■ PROVIDED RECORDS ■
■ ■ ■

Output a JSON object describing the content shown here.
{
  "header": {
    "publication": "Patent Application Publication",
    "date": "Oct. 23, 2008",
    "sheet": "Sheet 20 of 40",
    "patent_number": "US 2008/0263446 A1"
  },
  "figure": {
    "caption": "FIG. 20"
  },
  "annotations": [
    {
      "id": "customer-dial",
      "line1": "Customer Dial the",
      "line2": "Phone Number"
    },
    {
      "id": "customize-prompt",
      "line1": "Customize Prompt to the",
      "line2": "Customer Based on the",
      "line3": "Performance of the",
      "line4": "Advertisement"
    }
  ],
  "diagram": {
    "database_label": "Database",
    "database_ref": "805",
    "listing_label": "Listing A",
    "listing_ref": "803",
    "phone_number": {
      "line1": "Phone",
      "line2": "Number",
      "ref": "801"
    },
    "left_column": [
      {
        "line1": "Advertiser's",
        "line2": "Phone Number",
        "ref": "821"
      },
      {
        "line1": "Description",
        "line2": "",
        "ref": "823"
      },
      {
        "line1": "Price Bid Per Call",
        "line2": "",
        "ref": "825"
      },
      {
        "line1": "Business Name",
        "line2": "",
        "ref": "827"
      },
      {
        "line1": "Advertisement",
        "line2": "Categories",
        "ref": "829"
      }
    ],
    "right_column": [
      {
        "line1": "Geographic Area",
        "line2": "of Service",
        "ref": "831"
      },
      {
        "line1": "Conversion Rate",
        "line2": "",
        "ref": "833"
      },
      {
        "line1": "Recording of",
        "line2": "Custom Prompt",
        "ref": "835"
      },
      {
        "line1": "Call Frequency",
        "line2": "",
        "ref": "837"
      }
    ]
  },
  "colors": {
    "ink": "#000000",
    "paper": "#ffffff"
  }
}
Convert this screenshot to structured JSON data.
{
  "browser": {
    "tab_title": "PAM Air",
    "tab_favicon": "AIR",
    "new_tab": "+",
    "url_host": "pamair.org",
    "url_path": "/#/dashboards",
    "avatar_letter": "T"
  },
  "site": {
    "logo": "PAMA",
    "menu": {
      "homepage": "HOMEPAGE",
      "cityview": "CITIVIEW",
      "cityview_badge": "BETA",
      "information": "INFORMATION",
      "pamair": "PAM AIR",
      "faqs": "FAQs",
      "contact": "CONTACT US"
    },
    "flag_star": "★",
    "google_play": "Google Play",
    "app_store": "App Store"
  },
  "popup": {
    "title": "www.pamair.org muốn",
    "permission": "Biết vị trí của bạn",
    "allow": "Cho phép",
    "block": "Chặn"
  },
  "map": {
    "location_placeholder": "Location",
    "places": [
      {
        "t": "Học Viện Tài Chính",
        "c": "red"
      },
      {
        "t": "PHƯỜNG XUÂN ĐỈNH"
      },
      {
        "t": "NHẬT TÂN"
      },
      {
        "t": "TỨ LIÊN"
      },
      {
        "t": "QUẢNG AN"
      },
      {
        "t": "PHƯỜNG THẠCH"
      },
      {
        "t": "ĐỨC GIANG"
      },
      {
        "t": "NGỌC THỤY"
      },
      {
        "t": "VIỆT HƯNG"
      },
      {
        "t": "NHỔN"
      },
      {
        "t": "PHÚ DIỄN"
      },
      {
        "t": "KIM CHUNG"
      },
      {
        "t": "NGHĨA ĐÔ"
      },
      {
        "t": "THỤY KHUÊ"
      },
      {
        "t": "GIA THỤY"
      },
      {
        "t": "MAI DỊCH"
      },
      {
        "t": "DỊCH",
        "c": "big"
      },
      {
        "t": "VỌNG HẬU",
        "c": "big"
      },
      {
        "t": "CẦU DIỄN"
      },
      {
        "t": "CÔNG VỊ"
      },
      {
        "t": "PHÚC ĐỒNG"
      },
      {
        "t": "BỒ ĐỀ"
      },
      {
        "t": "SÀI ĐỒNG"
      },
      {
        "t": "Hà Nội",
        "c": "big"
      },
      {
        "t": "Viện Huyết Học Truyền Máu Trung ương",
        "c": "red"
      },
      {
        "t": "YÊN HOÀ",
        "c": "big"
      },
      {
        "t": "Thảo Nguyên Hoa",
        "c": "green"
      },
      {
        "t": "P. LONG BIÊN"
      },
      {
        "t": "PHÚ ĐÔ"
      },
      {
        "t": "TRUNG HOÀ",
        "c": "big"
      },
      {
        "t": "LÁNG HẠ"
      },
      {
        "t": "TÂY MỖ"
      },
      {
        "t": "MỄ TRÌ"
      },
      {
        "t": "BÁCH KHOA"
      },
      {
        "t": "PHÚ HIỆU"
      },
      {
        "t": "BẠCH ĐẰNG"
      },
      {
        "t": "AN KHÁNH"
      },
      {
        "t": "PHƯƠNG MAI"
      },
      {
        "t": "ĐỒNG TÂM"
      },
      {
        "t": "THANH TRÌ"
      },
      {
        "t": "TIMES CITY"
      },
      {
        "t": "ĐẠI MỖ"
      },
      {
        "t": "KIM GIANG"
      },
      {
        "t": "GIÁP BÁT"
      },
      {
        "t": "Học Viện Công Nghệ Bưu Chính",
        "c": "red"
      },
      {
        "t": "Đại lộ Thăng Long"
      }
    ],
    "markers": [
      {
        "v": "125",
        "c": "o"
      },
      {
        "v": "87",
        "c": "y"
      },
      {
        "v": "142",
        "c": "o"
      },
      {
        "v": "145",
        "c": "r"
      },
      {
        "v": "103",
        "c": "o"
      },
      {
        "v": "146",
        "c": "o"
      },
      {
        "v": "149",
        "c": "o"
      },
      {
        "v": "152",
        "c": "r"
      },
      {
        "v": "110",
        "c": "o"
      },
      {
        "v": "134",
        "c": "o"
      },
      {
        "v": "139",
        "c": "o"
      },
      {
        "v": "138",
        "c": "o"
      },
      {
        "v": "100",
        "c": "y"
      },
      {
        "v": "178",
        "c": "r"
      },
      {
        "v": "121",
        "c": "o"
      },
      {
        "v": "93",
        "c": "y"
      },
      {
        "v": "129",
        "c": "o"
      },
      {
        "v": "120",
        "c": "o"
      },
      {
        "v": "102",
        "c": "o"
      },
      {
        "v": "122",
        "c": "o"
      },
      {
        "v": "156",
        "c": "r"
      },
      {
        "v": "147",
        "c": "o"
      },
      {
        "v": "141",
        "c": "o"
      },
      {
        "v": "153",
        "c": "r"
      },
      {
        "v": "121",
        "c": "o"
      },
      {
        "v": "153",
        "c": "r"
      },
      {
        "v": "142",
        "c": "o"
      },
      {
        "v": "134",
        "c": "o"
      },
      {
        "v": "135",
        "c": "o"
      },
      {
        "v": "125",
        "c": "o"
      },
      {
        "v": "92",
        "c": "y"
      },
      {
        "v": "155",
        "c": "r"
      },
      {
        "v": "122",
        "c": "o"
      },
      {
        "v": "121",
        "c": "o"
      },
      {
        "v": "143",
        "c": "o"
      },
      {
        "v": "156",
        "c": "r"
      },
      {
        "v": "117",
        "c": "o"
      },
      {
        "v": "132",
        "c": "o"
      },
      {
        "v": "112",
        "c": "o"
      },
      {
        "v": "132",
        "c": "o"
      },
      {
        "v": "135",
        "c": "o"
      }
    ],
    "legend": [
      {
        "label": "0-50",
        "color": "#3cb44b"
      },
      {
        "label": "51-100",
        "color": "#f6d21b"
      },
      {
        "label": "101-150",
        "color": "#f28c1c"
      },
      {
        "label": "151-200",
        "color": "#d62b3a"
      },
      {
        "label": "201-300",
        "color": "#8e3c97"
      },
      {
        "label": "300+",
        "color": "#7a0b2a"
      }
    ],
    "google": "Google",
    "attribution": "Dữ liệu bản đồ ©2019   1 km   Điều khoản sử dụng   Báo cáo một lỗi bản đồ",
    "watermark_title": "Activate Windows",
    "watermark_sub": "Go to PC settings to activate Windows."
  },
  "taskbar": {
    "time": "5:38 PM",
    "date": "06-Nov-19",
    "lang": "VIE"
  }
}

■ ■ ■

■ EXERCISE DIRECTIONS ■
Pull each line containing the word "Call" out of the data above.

■ EXERCISE RESPONSE ■
        "line1": "Price Bid Per Call",
        "line1": "Call Frequency",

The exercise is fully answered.